The Center is a nonprofit legal and educational organization dedicated to protecting and advancing the rights guaranteed by the U.S. Constitution and the Universal Declaration of Human Rights. The Center uses litigation proactively to advance the law in a positive direction, to empower poor communities and communities of color, to guarantee the rights of those with the fewest protections and least access to legal resources, to train the next generation of constitutional and human rights attorneys, and to strengthen the broader movement for constitutional and human rights.
I worked mostly on the Center’s post-9/11 docket, which translated into working on detention and torture issues. In particular, I provided legal and factual research, writing and drafting for the Guantánamo Bay detainee cases. One of the Center’s current major projects is being the central coordinating organization for a coalition of hundreds of attorneys, who are providing pro bono counsel for the detainees in Guantanamo. As a summer intern at CCR, I was able to do substantive legal work—such as research for attorneys on specific legal questions and updating the model Habeas Corpus petition used as a template by all new Guantanamo counsel.
Additionally, I was able to work on other civil and human rights cases. For instance, I was able to provide substantive immigration research for an opposition to a Governmental Motion to Dismiss—i.e. good old 12(b)6 from CivPro—in a suit challenging the current administration’s practice of sending persons overseas for interrogation by torture. Specifically, our client was a Canadian citizen who was ‘rendered’ by the U.S. to Syria, where he was tortured for over a year. Check out the Canadian governmental inquiry investigating his case atwww.aararcommission.ca.

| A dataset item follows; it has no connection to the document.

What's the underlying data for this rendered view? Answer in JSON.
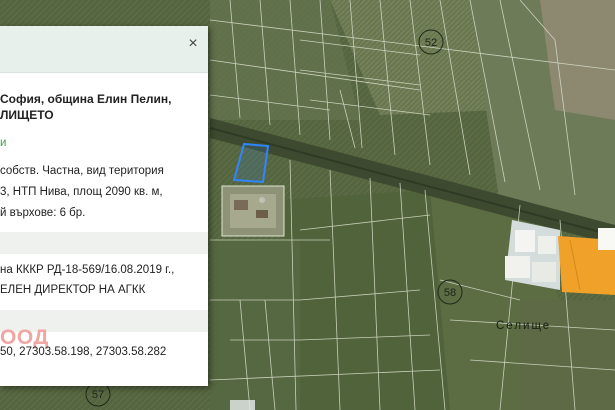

As well, I was able to work on discovery practice in a complex putative class action challenging the post-9/11 detention and abuse of thousands of immigrant men from Muslim and/or Southeast Asian countries. The vast majority of these immigration detainees were not charged with terrorism or violent crimes, but only for minor and technical immigration infractions. While in detention, they were severely mistreated.
In sum, my summer was amazing. It was a true honor to work at the Center. I recommend the Center for any future applicants. Thanks to PILP so much for making my experience possible. As an aside, I chose to combine my summer PILP internship with a semester-long LC Externship. As such, I will be working at the Center for a total of 6 months until Spring semester of 2006. This is a good option for future PILP stipend applicants who know for sure where they would like to intern.